Recently, however, in State ex rel. Morton v. Anderson, 804 S.W.2d 25, 27 (Mo. banc 1991), this Court cited McKinney for the idea that a prosecution that is commenced beyond the statute of limitations is barred. Although the Anderson case did not address whether a defendant may waive the defense of the statute of limitations, by citing to McKinney, the Court arguably endorsed the holding of McKinney, thus creating a potential conflict in the case law. As previously stated, this Court follows the line of reasoning that treats the statute of limitations as an affirmative defense that can be waived by the defendant. Therefore, to the extent McKinney and Civella are inconsistent with this proposition, they are overruled.

We have determined that the statute of limitations is non-jurisdictional and can be waived. A voluntary plea of guilty waives all non-jurisdictional defects in the proceedings. Maulhardt v. State, 789 S.W.2d 835, 837 (Mo.App.1990). In the present case, defendant did not assert the statute of limitations until he filed his post-conviction relief motion in an attempt to set aside the sentence imposed after his plea bargain. Accordingly, the voluntary guilty plea waived the statute of limitations defense. We affirm the motion court's overruling of defendant's post-conviction relief motion.

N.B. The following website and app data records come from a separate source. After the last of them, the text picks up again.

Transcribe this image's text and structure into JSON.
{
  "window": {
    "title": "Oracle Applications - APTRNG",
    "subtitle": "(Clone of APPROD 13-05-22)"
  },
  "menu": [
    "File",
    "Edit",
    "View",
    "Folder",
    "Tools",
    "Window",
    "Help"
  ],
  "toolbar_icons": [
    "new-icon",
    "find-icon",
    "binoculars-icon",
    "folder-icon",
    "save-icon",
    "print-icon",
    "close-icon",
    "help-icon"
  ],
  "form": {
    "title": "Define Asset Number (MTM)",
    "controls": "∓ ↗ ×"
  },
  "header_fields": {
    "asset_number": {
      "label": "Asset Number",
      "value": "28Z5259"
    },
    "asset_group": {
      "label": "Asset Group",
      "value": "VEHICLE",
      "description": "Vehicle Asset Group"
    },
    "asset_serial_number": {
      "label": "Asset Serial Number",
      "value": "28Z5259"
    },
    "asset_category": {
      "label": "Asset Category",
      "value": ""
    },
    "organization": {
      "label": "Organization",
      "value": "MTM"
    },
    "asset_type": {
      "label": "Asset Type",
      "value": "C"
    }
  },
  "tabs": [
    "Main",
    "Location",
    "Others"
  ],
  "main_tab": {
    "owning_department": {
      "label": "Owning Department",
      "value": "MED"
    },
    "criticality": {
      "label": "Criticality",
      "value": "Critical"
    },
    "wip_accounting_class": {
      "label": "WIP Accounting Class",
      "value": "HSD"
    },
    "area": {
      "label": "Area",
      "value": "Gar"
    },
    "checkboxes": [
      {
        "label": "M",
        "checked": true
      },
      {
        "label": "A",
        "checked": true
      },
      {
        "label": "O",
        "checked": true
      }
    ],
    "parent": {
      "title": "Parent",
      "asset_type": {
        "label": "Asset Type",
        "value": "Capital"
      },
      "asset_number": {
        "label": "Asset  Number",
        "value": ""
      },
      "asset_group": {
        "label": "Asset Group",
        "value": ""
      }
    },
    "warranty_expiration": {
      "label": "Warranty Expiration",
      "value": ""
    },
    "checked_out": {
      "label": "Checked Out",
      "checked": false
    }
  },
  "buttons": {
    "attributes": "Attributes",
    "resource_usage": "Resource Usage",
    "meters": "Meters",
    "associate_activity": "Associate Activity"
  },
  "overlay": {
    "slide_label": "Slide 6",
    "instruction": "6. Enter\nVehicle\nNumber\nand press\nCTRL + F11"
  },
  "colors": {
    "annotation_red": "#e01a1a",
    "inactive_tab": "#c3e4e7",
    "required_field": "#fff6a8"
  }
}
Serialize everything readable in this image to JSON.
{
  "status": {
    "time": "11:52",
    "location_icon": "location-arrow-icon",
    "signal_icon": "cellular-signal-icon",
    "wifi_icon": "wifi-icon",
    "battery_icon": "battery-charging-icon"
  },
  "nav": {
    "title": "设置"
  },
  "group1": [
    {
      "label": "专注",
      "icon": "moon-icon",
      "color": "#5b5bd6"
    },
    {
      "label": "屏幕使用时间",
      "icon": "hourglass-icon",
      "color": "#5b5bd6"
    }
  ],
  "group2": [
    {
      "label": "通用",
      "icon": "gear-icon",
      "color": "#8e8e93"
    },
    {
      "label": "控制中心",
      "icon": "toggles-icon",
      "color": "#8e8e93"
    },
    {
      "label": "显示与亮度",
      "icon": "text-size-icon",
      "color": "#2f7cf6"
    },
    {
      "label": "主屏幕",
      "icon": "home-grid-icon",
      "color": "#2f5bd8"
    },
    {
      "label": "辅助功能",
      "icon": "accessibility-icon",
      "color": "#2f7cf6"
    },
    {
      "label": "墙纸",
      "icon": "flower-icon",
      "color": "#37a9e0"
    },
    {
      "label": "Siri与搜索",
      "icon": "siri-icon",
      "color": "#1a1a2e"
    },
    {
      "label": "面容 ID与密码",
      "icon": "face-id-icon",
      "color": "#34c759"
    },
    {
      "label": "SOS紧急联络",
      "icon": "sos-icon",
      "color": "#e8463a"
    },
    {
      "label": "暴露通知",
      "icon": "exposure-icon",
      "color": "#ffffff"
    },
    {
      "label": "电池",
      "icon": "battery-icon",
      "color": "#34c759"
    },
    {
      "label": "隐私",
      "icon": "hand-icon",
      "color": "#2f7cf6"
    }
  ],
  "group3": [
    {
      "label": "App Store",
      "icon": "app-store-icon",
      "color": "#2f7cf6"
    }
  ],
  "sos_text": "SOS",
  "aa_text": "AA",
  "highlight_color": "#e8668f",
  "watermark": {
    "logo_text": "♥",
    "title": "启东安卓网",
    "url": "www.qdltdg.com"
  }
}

[1] See, United States v. Wild, 551 F.2d 418, 422 (D.C.Cir.1977), cert. denied, 431 U.S. 916, 97 S. Ct. 2178, 53 L. Ed. 2d 226 (1977); United States v. Walsh, 700 F.2d 846, 855 (2d Cir.1983), cert. denied, 464 U.S. 825, 104 S. Ct. 96, 78 L. Ed. 2d 102 (1983) United States v. Karlin, 785 F.2d 90, 92-93 (3rd Cir.1986), cert. denied, 480 U.S. 907, 107 S. Ct. 1351, 94 L. Ed. 2d 522 (1987); ; United States v. Williams, 684 F.2d 296, 299 (4th Cir.1982), cert. denied, 459 U.S. 1110, 103 S. Ct. 739, 74 L. Ed. 2d 961 (1983); United States v. Arky, 938 F.2d 579, 582 (5th Cir.1991) cert. denied, ___ U.S. ___, 112 S. Ct. 1268, 117 L. Ed. 2d 496 (1992); United States v. Del Percio, 870 F.2d 1090, 1093-94 (6th Cir.1989); United States v. Meeker, 701 F.2d 685, 688 (7th Cir.1983), cert. denied, 464 U.S. 826, 104 S. Ct. 96, 78 L. Ed. 2d 102 (1983); United States v. DeTar, 832 F.2d 1110, 1114 (9th Cir.1987); United States v. Gallup, 812 F.2d 1271, 1280 (10th Cir.1987).